== Data section

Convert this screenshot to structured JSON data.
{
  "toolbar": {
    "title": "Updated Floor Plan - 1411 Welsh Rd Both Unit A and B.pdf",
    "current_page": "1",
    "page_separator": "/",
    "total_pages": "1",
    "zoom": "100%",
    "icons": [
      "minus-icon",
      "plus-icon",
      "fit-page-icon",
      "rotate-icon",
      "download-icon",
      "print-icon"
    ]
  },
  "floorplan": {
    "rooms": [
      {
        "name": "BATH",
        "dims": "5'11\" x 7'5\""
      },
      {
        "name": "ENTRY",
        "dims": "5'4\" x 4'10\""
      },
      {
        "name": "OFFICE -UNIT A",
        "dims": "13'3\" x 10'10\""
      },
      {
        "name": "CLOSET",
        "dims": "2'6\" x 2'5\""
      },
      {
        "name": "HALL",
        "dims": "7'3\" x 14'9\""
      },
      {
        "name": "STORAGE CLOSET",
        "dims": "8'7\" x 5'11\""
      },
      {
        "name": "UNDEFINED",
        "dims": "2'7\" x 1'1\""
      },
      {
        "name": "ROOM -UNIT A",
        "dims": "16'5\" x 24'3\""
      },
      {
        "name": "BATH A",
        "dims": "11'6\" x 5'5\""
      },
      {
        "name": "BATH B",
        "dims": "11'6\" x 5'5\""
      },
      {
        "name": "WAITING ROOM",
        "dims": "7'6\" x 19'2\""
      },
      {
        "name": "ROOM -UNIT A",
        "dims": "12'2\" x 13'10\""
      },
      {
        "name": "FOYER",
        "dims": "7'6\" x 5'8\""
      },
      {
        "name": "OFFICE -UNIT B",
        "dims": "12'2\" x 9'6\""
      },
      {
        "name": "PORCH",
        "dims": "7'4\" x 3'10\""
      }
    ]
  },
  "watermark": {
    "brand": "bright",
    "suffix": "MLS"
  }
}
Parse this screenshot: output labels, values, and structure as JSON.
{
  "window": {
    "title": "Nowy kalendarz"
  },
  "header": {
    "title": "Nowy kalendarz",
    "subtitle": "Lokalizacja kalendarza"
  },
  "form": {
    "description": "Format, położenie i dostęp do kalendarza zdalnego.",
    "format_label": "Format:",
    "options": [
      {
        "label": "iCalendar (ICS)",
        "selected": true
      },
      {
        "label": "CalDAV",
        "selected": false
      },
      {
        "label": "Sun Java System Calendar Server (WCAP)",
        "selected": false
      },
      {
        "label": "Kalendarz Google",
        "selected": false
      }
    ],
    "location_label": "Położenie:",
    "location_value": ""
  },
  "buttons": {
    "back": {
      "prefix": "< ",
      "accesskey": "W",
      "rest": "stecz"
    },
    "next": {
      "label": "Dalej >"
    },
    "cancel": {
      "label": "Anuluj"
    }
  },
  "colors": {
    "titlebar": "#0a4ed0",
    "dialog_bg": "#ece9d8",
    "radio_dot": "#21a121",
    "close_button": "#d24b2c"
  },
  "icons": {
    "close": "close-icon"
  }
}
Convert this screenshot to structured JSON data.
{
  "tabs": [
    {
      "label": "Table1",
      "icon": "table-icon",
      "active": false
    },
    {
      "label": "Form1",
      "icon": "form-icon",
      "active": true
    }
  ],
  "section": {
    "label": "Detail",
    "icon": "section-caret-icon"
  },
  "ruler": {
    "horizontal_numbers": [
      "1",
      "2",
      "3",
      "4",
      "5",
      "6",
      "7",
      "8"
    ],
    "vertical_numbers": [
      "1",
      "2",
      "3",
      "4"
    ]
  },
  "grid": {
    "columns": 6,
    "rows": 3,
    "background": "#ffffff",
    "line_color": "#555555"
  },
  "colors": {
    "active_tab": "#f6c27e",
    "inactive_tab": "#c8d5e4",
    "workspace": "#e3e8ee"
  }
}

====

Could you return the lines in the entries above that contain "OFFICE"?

        "name": "OFFICE -UNIT A",
        "name": "OFFICE -UNIT B",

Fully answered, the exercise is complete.